START Given data
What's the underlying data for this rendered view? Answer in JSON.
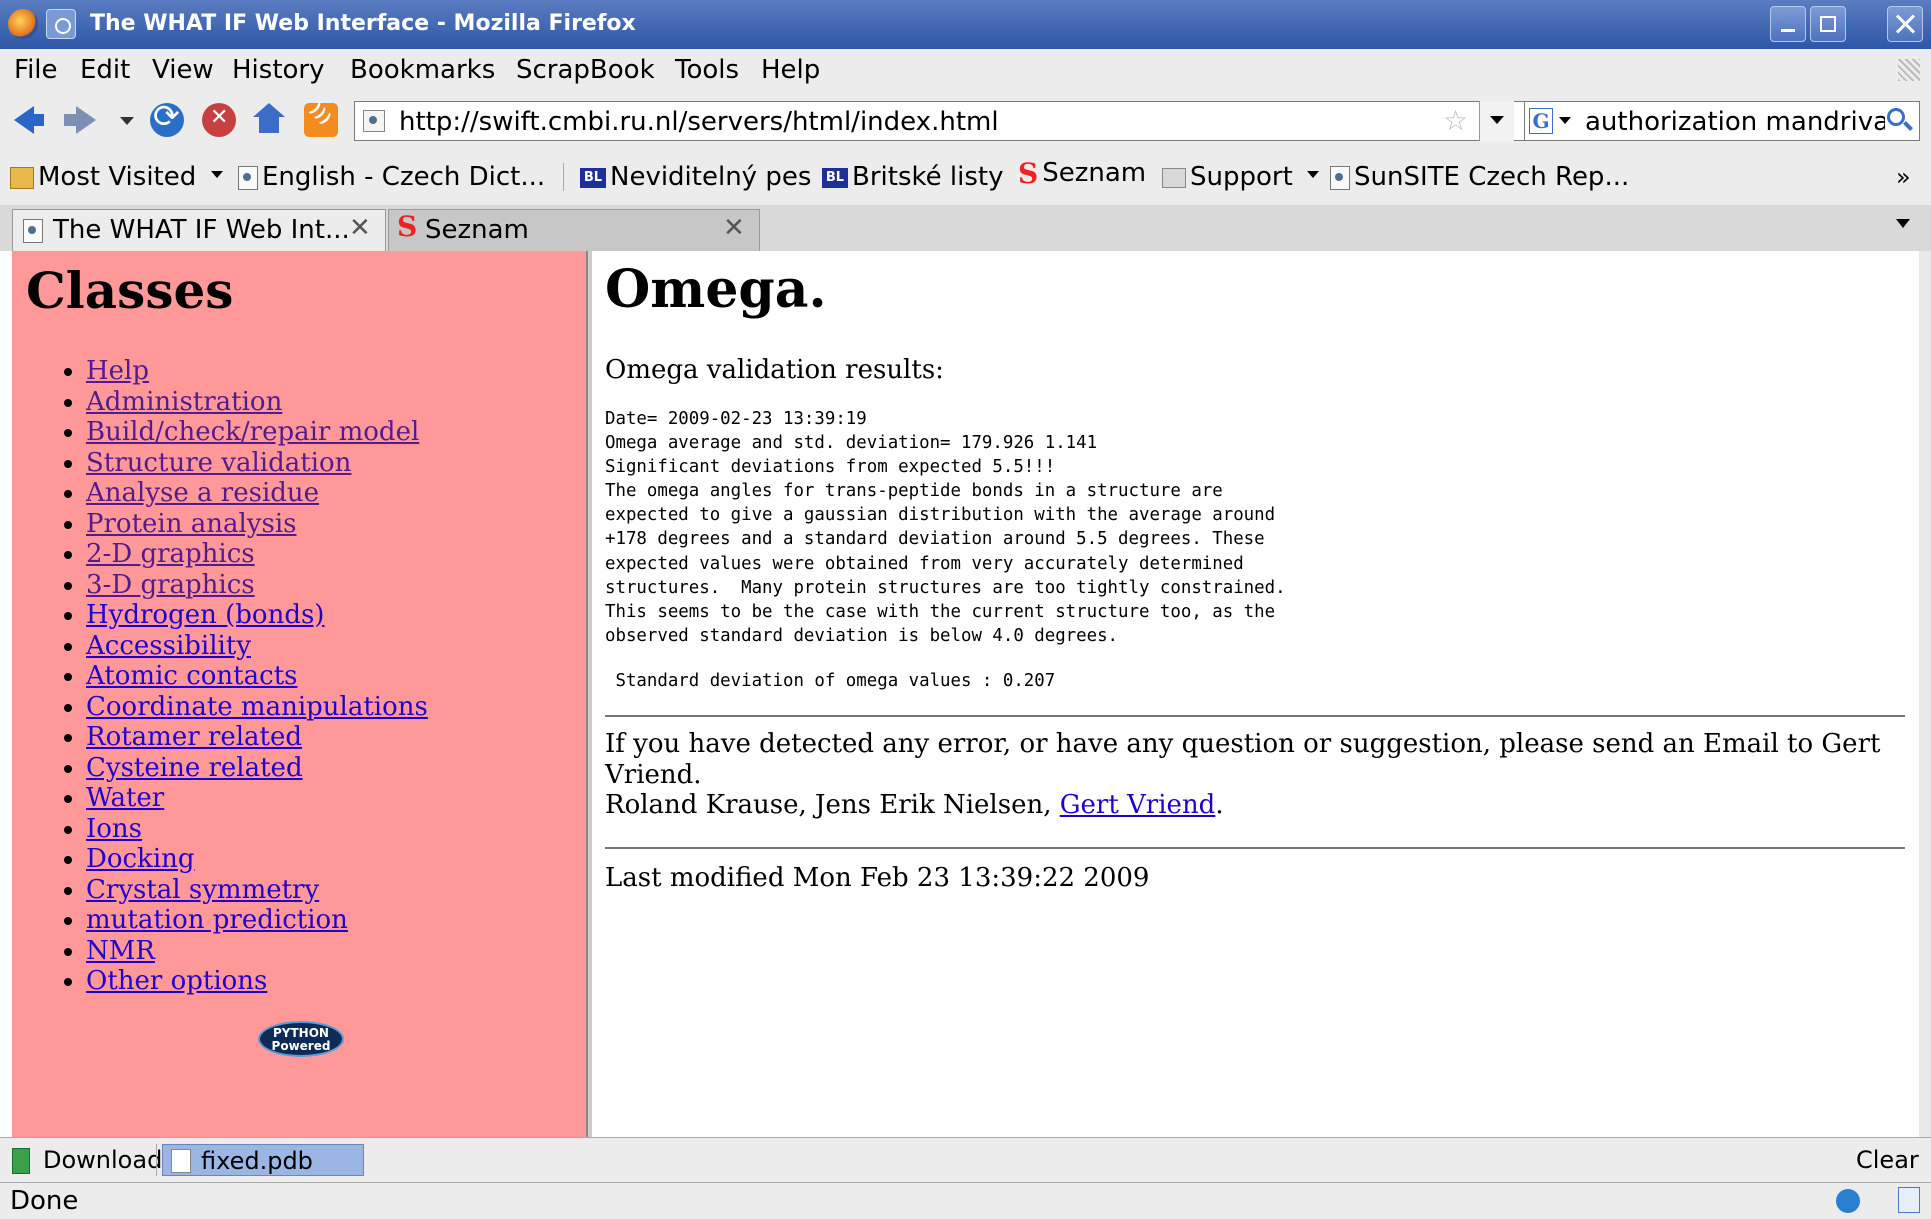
{
  "window": {
    "title": "The WHAT IF Web Interface - Mozilla Firefox"
  },
  "menubar": {
    "items": [
      "File",
      "Edit",
      "View",
      "History",
      "Bookmarks",
      "ScrapBook",
      "Tools",
      "Help"
    ]
  },
  "navbar": {
    "url": "http://swift.cmbi.ru.nl/servers/html/index.html",
    "search_engine": "G",
    "search_text": "authorization mandriva"
  },
  "bookmarks": {
    "items": [
      {
        "label": "Most Visited",
        "icon": "folder-star-icon"
      },
      {
        "label": "English - Czech Dict...",
        "icon": "page-icon"
      },
      {
        "label": "Neviditelný pes",
        "icon": "bl-icon",
        "icon_text": "BL"
      },
      {
        "label": "Britské listy",
        "icon": "bl-icon",
        "icon_text": "BL"
      },
      {
        "label": "Seznam",
        "icon": "seznam-icon",
        "icon_text": "S"
      },
      {
        "label": "Support",
        "icon": "folder-icon"
      },
      {
        "label": "SunSITE Czech Rep...",
        "icon": "page-icon"
      }
    ],
    "more": "»"
  },
  "tabs": [
    {
      "label": "The WHAT IF Web Int...",
      "active": true
    },
    {
      "label": "Seznam",
      "active": false
    }
  ],
  "left": {
    "heading": "Classes",
    "items": [
      "Help",
      "Administration",
      "Build/check/repair model",
      "Structure validation",
      "Analyse a residue",
      "Protein analysis",
      "2-D graphics",
      "3-D graphics",
      "Hydrogen (bonds)",
      "Accessibility",
      "Atomic contacts",
      "Coordinate manipulations",
      "Rotamer related",
      "Cysteine related",
      "Water",
      "Ions",
      "Docking",
      "Crystal symmetry",
      "mutation prediction",
      "NMR",
      "Other options"
    ],
    "badge_line1": "PYTHON",
    "badge_line2": "Powered"
  },
  "main": {
    "heading": "Omega.",
    "subheading": "Omega validation results:",
    "report": "Date= 2009-02-23 13:39:19\nOmega average and std. deviation= 179.926 1.141\nSignificant deviations from expected 5.5!!!\nThe omega angles for trans-peptide bonds in a structure are\nexpected to give a gaussian distribution with the average around\n+178 degrees and a standard deviation around 5.5 degrees. These\nexpected values were obtained from very accurately determined\nstructures.  Many protein structures are too tightly constrained.\nThis seems to be the case with the current structure too, as the\nobserved standard deviation is below 4.0 degrees.",
    "sd_line": " Standard deviation of omega values : 0.207",
    "contact_text": "If you have detected any error, or have any question or suggestion, please send an Email to Gert Vriend.",
    "authors_text": "Roland Krause, Jens Erik Nielsen, ",
    "author_link": "Gert Vriend",
    "authors_end": ".",
    "last_modified": "Last modified Mon Feb 23 13:39:22 2009"
  },
  "downloads": {
    "label": "Downloads",
    "file": "fixed.pdb",
    "clear": "Clear"
  },
  "status": {
    "text": "Done"
  },
  "colors": {
    "left_frame_bg": "#ff9999",
    "link": "#2200cc",
    "visited_link": "#551a8b",
    "titlebar": "#3b63b3"
  }
}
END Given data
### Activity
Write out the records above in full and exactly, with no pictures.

### Result of the exercise
What's the underlying data for this rendered view? Answer in JSON.
{
  "window": {
    "title": "The WHAT IF Web Interface - Mozilla Firefox"
  },
  "menubar": {
    "items": [
      "File",
      "Edit",
      "View",
      "History",
      "Bookmarks",
      "ScrapBook",
      "Tools",
      "Help"
    ]
  },
  "navbar": {
    "url": "http://swift.cmbi.ru.nl/servers/html/index.html",
    "search_engine": "G",
    "search_text": "authorization mandriva"
  },
  "bookmarks": {
    "items": [
      {
        "label": "Most Visited",
        "icon": "folder-star-icon"
      },
      {
        "label": "English - Czech Dict...",
        "icon": "page-icon"
      },
      {
        "label": "Neviditelný pes",
        "icon": "bl-icon",
        "icon_text": "BL"
      },
      {
        "label": "Britské listy",
        "icon": "bl-icon",
        "icon_text": "BL"
      },
      {
        "label": "Seznam",
        "icon": "seznam-icon",
        "icon_text": "S"
      },
      {
        "label": "Support",
        "icon": "folder-icon"
      },
      {
        "label": "SunSITE Czech Rep...",
        "icon": "page-icon"
      }
    ],
    "more": "»"
  },
  "tabs": [
    {
      "label": "The WHAT IF Web Int...",
      "active": true
    },
    {
      "label": "Seznam",
      "active": false
    }
  ],
  "left": {
    "heading": "Classes",
    "items": [
      "Help",
      "Administration",
      "Build/check/repair model",
      "Structure validation",
      "Analyse a residue",
      "Protein analysis",
      "2-D graphics",
      "3-D graphics",
      "Hydrogen (bonds)",
      "Accessibility",
      "Atomic contacts",
      "Coordinate manipulations",
      "Rotamer related",
      "Cysteine related",
      "Water",
      "Ions",
      "Docking",
      "Crystal symmetry",
      "mutation prediction",
      "NMR",
      "Other options"
    ],
    "badge_line1": "PYTHON",
    "badge_line2": "Powered"
  },
  "main": {
    "heading": "Omega.",
    "subheading": "Omega validation results:",
    "report": "Date= 2009-02-23 13:39:19\nOmega average and std. deviation= 179.926 1.141\nSignificant deviations from expected 5.5!!!\nThe omega angles for trans-peptide bonds in a structure are\nexpected to give a gaussian distribution with the average around\n+178 degrees and a standard deviation around 5.5 degrees. These\nexpected values were obtained from very accurately determined\nstructures.  Many protein structures are too tightly constrained.\nThis seems to be the case with the current structure too, as the\nobserved standard deviation is below 4.0 degrees.",
    "sd_line": " Standard deviation of omega values : 0.207",
    "contact_text": "If you have detected any error, or have any question or suggestion, please send an Email to Gert Vriend.",
    "authors_text": "Roland Krause, Jens Erik Nielsen, ",
    "author_link": "Gert Vriend",
    "authors_end": ".",
    "last_modified": "Last modified Mon Feb 23 13:39:22 2009"
  },
  "downloads": {
    "label": "Downloads",
    "file": "fixed.pdb",
    "clear": "Clear"
  },
  "status": {
    "text": "Done"
  },
  "colors": {
    "left_frame_bg": "#ff9999",
    "link": "#2200cc",
    "visited_link": "#551a8b",
    "titlebar": "#3b63b3"
  }
}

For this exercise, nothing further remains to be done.